|Title||A Fiddle for Angus|
|Year of Publication||2001|
|Authors||Wilson, Budge, and Susan Tooke|
|ISBN Number||0887765009 (hard cover)|
|Descriptors||Aging; Cape Breton Island; English Language; Families; Illustrated; Music; Nova Scotia; Picture Book; Scottish Canadians; Traditions|
In this picture book, Angus is the youngest member of his musical family and does not yet have an instrument of his own. As he grows older, it is no longer enough to hum along when they play. When his parents promise him an instrument, Angus chooses the fiddle. He practices, and when he finally is able to join in, he is elated. This picture book is set in Cape Breton, Nova Scotia, and the illustrations portray both the landscape and the traditional celtic culture. One of the illustrations depicts a woman who is most likely Cape Breton fiddler Natalie MacMaster.

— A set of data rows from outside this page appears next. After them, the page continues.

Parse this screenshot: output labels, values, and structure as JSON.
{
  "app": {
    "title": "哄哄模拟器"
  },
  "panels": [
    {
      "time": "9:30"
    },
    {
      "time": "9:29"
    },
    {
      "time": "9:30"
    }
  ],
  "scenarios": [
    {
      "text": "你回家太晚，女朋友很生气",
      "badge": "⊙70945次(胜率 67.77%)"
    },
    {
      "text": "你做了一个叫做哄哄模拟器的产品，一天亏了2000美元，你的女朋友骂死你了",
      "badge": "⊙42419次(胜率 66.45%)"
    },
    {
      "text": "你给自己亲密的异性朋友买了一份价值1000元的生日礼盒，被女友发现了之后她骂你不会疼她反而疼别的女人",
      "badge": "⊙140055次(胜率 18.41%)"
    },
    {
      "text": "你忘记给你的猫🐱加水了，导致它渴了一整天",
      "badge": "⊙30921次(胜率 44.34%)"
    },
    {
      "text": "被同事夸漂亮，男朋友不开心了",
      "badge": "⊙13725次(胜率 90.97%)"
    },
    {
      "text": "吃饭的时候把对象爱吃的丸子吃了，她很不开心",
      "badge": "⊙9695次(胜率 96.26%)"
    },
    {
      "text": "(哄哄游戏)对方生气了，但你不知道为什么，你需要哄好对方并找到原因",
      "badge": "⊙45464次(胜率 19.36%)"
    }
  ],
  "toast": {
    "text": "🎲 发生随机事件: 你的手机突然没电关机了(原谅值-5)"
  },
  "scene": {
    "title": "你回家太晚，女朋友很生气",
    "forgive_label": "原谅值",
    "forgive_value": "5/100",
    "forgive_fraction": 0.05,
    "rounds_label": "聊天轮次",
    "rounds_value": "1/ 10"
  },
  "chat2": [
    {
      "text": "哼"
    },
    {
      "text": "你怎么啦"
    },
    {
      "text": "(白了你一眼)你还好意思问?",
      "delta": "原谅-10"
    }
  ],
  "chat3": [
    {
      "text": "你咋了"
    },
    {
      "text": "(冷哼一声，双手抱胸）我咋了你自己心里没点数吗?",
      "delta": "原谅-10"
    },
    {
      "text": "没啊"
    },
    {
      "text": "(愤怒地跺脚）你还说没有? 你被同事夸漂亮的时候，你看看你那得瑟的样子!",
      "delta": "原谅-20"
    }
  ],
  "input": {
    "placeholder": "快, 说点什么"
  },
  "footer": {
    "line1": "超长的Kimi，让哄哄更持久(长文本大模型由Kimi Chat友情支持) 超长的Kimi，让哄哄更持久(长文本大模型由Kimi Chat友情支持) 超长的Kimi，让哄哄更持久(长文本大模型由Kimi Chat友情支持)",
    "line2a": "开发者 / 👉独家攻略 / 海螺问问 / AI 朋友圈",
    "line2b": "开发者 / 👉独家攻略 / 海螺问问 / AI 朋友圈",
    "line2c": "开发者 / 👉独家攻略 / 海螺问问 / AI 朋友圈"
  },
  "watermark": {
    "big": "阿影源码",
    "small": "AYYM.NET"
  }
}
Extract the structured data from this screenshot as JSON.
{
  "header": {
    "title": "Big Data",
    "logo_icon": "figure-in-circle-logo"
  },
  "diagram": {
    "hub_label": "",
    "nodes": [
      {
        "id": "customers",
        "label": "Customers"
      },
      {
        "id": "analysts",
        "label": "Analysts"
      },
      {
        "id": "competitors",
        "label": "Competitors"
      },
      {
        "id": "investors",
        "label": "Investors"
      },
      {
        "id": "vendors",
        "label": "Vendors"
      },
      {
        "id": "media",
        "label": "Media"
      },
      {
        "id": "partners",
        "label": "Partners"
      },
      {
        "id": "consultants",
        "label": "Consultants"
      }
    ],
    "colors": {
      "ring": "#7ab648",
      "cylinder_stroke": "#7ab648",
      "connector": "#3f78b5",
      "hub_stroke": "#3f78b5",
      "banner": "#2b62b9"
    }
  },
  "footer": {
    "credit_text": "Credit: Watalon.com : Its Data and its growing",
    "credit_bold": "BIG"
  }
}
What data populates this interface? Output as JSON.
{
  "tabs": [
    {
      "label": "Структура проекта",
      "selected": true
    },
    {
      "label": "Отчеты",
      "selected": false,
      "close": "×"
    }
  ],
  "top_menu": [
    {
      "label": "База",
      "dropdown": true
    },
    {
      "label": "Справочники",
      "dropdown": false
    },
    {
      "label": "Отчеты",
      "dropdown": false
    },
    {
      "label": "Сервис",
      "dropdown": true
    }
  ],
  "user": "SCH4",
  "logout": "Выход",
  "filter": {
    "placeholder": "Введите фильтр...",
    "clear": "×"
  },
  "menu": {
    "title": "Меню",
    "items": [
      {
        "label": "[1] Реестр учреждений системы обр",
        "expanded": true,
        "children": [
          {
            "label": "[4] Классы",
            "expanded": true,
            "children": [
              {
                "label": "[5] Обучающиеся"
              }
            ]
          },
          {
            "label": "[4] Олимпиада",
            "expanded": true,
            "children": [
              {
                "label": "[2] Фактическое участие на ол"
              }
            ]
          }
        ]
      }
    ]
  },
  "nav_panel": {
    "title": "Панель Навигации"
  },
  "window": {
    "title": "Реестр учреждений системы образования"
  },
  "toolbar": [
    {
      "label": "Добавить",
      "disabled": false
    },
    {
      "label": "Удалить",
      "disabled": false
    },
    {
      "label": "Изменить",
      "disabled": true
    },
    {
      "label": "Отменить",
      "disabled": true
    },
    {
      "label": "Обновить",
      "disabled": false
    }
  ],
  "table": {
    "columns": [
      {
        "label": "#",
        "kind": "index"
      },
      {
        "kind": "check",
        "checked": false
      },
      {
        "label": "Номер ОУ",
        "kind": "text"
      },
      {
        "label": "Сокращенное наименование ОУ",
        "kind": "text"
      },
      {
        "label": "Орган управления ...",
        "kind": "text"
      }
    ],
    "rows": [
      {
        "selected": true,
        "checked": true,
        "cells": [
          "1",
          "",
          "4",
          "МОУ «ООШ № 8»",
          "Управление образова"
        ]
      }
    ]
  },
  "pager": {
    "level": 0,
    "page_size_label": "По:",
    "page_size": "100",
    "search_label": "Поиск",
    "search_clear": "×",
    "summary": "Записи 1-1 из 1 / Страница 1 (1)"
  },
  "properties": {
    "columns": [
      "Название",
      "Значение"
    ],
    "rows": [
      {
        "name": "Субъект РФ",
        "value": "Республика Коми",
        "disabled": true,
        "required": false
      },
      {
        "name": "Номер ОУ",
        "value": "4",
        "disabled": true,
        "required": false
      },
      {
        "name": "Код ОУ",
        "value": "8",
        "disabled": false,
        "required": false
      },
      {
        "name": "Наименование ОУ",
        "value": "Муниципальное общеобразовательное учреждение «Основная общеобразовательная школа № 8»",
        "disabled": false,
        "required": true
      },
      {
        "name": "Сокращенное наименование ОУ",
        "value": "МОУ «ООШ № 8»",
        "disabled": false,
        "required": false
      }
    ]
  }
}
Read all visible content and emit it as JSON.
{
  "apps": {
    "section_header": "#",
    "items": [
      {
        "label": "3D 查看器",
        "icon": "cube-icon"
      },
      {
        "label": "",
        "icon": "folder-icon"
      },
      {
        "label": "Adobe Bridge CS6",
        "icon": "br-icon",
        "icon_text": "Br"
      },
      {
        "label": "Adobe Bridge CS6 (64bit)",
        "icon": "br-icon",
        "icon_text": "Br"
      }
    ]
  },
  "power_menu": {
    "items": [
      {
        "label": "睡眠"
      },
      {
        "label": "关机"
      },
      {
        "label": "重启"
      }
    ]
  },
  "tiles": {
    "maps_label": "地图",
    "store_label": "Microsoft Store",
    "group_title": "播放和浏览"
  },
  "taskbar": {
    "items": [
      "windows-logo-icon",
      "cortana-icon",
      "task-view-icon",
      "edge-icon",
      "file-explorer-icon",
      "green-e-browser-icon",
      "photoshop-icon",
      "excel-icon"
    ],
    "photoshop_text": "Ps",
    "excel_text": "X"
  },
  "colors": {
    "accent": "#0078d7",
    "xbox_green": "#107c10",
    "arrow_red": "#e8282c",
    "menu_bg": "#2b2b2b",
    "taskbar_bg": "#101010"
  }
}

Budge Wilson and Susan Tooke are both from Nova Scotia.
|Age Range|| |
Angus’s immediate family is musically proficient. His mother plays the accordion, and his father plays the whistle. Angus’s brother, Tom, plays the guitar, and his sister, Molly, brings a high clear voice to the family orchestra. But Angus is not pleased with his contribution, namely, humming. When Angus is offered an instrument of his own, he seizes upon the fiddle and takes lessons from local fiddler Murdoch. Months of practice lead to the inevitable for a boy steeped in musical heritage, and he joins the family orchestra as fiddler, now proud of his unique contribution. A Fiddle for Angus fosters not only appreciation for the effort involved in being a musician, but the book also communicates respect for the independence often necessary if we are to feel pride in our accomplishments.